CONNECTED SPEECH AND RELAXED PRONUNCIATION
Notice the difference between the following. Stop it. Stop it. And, stop it. Stop it. Now the latter is an example of connected speech, and this is when two or more words come together to sound like one word, and we use connected speech all the time in English.
This, again, helps us speak more efficiently, and it happens when consonant and vowel sounds, or sometimes two consonants, come together as one word. Here are some more examples.
These examples show how consonant and vowel sounds come together. I need it. I need it. So you’ll notice it just sounds like one word here. Instead of saying I need it, I need it. I need it. The second one have a go. Have a go. Have a go. And the last one, not at all. Not at all. Not at all. These are examples of when consonants come together. For example, I had the best time. So we have best time, best time. Best time. Best time. Have a good day. Have a good day. Good day. Have a good day. He has a black car.

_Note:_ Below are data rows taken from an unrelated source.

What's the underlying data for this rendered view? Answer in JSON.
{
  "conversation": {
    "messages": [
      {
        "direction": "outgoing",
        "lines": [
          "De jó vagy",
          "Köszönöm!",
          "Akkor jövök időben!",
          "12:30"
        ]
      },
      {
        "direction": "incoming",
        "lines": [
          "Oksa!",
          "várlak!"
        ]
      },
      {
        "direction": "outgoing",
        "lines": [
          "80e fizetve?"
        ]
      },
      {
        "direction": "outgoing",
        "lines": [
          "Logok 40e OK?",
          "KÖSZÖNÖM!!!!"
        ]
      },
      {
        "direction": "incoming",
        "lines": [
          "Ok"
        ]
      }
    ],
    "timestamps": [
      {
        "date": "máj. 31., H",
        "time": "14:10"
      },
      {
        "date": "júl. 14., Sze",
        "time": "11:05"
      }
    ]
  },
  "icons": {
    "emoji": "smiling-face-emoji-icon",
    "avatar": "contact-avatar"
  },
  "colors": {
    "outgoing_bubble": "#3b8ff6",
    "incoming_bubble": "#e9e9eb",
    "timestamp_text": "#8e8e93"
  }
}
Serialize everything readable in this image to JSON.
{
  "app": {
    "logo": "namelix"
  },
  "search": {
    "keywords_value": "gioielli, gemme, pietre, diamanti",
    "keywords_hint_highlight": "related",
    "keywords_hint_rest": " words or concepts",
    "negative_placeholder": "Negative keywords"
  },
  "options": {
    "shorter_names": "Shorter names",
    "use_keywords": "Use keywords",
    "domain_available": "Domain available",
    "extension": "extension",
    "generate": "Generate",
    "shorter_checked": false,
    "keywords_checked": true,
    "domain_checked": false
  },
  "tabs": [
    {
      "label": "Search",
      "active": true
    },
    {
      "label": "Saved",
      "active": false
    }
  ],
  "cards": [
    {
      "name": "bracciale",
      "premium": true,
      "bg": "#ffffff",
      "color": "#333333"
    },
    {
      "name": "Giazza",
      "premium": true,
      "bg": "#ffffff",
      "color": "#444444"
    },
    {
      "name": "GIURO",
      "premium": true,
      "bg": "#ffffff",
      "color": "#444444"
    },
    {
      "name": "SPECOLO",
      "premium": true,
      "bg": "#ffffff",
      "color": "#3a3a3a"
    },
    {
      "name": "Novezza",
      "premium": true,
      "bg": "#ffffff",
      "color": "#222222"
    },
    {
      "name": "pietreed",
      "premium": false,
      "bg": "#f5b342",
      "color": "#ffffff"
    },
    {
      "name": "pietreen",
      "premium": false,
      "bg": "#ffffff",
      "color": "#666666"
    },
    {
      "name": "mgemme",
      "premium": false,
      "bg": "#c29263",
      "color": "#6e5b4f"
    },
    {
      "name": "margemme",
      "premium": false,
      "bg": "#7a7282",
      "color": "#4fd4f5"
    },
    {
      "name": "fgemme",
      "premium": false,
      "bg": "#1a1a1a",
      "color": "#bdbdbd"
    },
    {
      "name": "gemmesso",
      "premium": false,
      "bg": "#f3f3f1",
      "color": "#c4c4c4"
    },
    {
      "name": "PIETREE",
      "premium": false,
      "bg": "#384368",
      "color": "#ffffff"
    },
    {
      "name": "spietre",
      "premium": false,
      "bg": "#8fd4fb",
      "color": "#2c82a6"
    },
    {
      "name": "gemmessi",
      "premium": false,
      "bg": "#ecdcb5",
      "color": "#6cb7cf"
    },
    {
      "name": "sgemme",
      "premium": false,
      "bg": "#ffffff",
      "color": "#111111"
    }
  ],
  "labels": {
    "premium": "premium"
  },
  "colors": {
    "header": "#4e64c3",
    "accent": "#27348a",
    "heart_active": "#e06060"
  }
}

So you’ll notice the first one is the consonant and vowel coming together, has a, he has a, black car, black car. So again, the two consonant sounds, the k- sounds, come together. He has a black car. English speakers also use relaxed pronunciation, and this is where syllables come together. It’s kind of like a lazy way of speaking, but it’s so common in everyday spoken English.
Now, the examples I’m going to give you in this lesson are very common examples. You’ll also hear some slang examples in real life too. When it comes to using relaxed pronunciation, use it if you feel confident about using it, and also know that it can be informal. So if you’re in a meeting maybe don’t use it, but know that in everyday English it is really common. Here’s the first example. Want to becomes wanna. Wanna. I want to go, I wanna go. I wanna go. And you’ll notice how this connects together too. I wanna go. I wanna go, wanna go. It’s like one word. Going to becomes gonna. I’m gonna go. I’m gonna go. I’m gonna go. Have to becomes hafta. I hafta go. Hafta. Hafta. I hafta go. I hafta go. You’ll notice the shwa sound. I hafta go. I hafta go. A lot of becomes a lotta, and you’ll hear in American English a lotta. A lotta. A lotta in British English. There are a lotta people here. There are a lotta people here. A lotta. Kind of becomes kinda. Kinda. I kinda like it. I kinda like it.
Once again, practice as much as possible. This part especially is really going to help your fluency. These connected words and relaxed pronunciation, they’re just so common in everyday English. So practice this, and when it comes to the fluency phrases, look for it as well. So you’ll notice when I use this relaxed pronunciation and more commonly the connected speech.